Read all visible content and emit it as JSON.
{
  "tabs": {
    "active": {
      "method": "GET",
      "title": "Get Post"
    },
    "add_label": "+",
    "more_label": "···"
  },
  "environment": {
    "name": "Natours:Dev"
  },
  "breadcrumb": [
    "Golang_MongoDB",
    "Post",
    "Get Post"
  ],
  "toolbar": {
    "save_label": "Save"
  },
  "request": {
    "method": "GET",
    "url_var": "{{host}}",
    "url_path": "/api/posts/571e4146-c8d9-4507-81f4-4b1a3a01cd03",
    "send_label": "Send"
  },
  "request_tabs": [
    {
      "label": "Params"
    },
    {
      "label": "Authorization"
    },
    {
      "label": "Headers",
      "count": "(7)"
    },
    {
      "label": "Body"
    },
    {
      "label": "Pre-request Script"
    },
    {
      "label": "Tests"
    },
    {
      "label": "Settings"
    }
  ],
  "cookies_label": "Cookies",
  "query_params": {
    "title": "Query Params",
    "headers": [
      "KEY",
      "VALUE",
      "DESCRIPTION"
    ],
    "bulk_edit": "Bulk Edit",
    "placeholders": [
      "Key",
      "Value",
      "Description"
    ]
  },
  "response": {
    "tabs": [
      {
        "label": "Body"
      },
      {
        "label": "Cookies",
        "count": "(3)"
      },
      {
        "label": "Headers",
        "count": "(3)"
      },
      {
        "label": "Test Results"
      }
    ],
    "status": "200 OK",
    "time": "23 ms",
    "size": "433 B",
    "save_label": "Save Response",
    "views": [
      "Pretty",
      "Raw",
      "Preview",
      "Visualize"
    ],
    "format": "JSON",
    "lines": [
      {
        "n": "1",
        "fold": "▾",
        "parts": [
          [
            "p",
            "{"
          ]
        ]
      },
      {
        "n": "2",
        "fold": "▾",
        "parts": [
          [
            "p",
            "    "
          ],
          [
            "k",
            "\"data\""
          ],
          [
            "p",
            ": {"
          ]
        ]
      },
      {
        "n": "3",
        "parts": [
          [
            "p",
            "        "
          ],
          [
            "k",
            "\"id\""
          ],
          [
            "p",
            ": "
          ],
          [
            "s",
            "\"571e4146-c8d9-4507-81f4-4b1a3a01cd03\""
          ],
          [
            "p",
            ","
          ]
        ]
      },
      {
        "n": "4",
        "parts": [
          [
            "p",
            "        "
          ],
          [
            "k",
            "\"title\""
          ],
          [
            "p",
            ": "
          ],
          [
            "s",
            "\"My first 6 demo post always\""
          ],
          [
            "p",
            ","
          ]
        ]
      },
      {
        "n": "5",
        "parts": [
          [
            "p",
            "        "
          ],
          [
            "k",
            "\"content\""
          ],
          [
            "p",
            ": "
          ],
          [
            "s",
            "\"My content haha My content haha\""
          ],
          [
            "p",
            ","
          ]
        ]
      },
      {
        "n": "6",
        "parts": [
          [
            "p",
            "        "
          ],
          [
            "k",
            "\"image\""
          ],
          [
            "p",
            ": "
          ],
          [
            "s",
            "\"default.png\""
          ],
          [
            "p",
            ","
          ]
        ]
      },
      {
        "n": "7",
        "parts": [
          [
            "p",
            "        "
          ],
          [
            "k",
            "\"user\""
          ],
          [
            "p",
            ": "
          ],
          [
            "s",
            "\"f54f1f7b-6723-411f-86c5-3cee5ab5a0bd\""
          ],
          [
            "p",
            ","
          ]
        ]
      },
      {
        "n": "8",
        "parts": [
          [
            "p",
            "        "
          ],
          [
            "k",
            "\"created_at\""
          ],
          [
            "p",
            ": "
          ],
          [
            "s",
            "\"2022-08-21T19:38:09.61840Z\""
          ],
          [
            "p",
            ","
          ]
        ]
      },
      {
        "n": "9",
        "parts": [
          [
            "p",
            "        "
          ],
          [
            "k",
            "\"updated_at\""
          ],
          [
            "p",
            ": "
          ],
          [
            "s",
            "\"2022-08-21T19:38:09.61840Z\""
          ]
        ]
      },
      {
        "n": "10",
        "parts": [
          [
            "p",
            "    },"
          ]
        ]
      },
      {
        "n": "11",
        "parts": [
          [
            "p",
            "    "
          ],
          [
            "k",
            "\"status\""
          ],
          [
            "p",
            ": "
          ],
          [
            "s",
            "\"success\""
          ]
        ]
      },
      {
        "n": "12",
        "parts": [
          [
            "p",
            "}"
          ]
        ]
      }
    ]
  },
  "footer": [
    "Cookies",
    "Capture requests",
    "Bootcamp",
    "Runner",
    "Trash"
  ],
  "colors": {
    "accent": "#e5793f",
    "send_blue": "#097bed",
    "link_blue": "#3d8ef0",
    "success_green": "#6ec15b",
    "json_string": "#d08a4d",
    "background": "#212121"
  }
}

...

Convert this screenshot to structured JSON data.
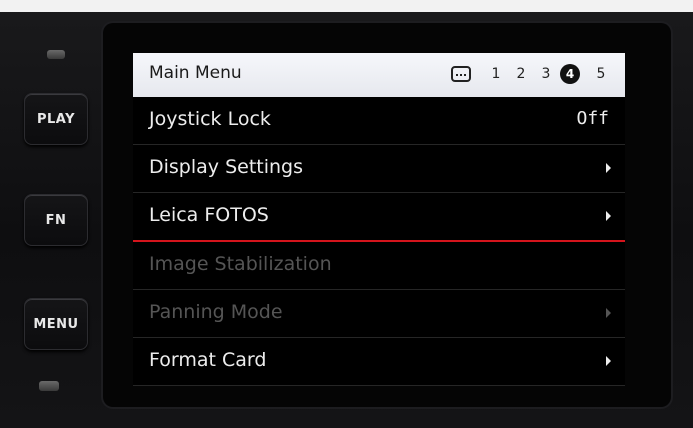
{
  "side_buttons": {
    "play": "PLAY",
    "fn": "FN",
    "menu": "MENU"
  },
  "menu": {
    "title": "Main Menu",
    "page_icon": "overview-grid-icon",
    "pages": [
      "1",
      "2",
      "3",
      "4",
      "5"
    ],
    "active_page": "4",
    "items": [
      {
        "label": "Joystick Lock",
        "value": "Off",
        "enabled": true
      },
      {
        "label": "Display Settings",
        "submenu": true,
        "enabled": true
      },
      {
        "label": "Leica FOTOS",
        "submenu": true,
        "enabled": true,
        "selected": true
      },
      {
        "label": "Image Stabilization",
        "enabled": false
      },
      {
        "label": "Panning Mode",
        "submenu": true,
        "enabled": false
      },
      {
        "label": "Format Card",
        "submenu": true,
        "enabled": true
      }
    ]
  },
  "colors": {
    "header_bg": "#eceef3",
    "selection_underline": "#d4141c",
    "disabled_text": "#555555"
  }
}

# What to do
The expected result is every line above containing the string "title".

# Answer space
      "title": "Get Post"
    "title": "Query Params",
            "\"title\""
    "title": "Main Menu",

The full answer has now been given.